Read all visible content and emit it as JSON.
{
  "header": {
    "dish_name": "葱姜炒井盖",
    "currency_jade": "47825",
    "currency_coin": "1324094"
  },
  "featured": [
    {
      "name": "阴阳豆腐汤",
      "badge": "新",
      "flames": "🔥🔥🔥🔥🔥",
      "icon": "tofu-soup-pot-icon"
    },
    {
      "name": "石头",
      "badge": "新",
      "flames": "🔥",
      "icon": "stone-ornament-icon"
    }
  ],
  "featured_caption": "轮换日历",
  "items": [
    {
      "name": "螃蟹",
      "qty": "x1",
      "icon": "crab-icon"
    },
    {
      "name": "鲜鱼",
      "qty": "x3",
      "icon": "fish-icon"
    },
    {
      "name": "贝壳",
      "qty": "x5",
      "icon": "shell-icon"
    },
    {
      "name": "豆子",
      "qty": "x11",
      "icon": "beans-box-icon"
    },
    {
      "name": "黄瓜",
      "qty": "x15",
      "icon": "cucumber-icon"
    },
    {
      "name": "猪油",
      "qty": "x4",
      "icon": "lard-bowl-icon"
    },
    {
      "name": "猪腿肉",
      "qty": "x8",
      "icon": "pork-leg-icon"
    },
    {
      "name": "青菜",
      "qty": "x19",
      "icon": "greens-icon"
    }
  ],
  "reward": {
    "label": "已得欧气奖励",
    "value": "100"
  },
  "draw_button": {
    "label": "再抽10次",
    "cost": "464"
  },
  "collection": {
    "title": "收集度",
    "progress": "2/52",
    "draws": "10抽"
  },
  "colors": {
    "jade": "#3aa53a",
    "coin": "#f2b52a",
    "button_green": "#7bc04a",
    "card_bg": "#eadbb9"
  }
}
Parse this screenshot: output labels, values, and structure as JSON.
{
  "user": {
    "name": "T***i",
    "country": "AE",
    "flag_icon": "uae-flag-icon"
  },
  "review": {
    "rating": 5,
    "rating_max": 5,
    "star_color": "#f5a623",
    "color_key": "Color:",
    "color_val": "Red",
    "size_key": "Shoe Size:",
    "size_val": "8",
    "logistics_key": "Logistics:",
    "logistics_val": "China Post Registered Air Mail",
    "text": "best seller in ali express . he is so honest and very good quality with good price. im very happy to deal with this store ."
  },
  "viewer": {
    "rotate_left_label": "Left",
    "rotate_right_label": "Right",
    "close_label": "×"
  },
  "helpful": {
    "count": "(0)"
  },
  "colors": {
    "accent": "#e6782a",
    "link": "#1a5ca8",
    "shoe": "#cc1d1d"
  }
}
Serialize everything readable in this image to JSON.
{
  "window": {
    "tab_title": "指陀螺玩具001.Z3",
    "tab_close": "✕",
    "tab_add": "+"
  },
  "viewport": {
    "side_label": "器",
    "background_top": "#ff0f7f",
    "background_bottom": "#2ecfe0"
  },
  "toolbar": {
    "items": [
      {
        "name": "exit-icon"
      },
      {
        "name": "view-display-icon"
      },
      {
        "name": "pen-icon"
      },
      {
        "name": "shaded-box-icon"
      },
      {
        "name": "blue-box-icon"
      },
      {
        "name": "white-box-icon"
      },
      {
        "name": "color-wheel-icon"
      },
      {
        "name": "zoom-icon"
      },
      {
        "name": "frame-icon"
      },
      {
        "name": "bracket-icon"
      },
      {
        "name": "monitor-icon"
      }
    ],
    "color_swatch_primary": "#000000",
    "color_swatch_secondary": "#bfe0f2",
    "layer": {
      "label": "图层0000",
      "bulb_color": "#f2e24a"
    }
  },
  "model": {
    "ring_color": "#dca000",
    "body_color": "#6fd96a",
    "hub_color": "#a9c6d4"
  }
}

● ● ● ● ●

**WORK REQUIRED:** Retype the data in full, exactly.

**REPLY TO THE TASK:**
Read all visible content and emit it as JSON.
{
  "header": {
    "dish_name": "葱姜炒井盖",
    "currency_jade": "47825",
    "currency_coin": "1324094"
  },
  "featured": [
    {
      "name": "阴阳豆腐汤",
      "badge": "新",
      "flames": "🔥🔥🔥🔥🔥",
      "icon": "tofu-soup-pot-icon"
    },
    {
      "name": "石头",
      "badge": "新",
      "flames": "🔥",
      "icon": "stone-ornament-icon"
    }
  ],
  "featured_caption": "轮换日历",
  "items": [
    {
      "name": "螃蟹",
      "qty": "x1",
      "icon": "crab-icon"
    },
    {
      "name": "鲜鱼",
      "qty": "x3",
      "icon": "fish-icon"
    },
    {
      "name": "贝壳",
      "qty": "x5",
      "icon": "shell-icon"
    },
    {
      "name": "豆子",
      "qty": "x11",
      "icon": "beans-box-icon"
    },
    {
      "name": "黄瓜",
      "qty": "x15",
      "icon": "cucumber-icon"
    },
    {
      "name": "猪油",
      "qty": "x4",
      "icon": "lard-bowl-icon"
    },
    {
      "name": "猪腿肉",
      "qty": "x8",
      "icon": "pork-leg-icon"
    },
    {
      "name": "青菜",
      "qty": "x19",
      "icon": "greens-icon"
    }
  ],
  "reward": {
    "label": "已得欧气奖励",
    "value": "100"
  },
  "draw_button": {
    "label": "再抽10次",
    "cost": "464"
  },
  "collection": {
    "title": "收集度",
    "progress": "2/52",
    "draws": "10抽"
  },
  "colors": {
    "jade": "#3aa53a",
    "coin": "#f2b52a",
    "button_green": "#7bc04a",
    "card_bg": "#eadbb9"
  }
}
Parse this screenshot: output labels, values, and structure as JSON.
{
  "user": {
    "name": "T***i",
    "country": "AE",
    "flag_icon": "uae-flag-icon"
  },
  "review": {
    "rating": 5,
    "rating_max": 5,
    "star_color": "#f5a623",
    "color_key": "Color:",
    "color_val": "Red",
    "size_key": "Shoe Size:",
    "size_val": "8",
    "logistics_key": "Logistics:",
    "logistics_val": "China Post Registered Air Mail",
    "text": "best seller in ali express . he is so honest and very good quality with good price. im very happy to deal with this store ."
  },
  "viewer": {
    "rotate_left_label": "Left",
    "rotate_right_label": "Right",
    "close_label": "×"
  },
  "helpful": {
    "count": "(0)"
  },
  "colors": {
    "accent": "#e6782a",
    "link": "#1a5ca8",
    "shoe": "#cc1d1d"
  }
}
Serialize everything readable in this image to JSON.
{
  "window": {
    "tab_title": "指陀螺玩具001.Z3",
    "tab_close": "✕",
    "tab_add": "+"
  },
  "viewport": {
    "side_label": "器",
    "background_top": "#ff0f7f",
    "background_bottom": "#2ecfe0"
  },
  "toolbar": {
    "items": [
      {
        "name": "exit-icon"
      },
      {
        "name": "view-display-icon"
      },
      {
        "name": "pen-icon"
      },
      {
        "name": "shaded-box-icon"
      },
      {
        "name": "blue-box-icon"
      },
      {
        "name": "white-box-icon"
      },
      {
        "name": "color-wheel-icon"
      },
      {
        "name": "zoom-icon"
      },
      {
        "name": "frame-icon"
      },
      {
        "name": "bracket-icon"
      },
      {
        "name": "monitor-icon"
      }
    ],
    "color_swatch_primary": "#000000",
    "color_swatch_secondary": "#bfe0f2",
    "layer": {
      "label": "图层0000",
      "bulb_color": "#f2e24a"
    }
  },
  "model": {
    "ring_color": "#dca000",
    "body_color": "#6fd96a",
    "hub_color": "#a9c6d4"
  }
}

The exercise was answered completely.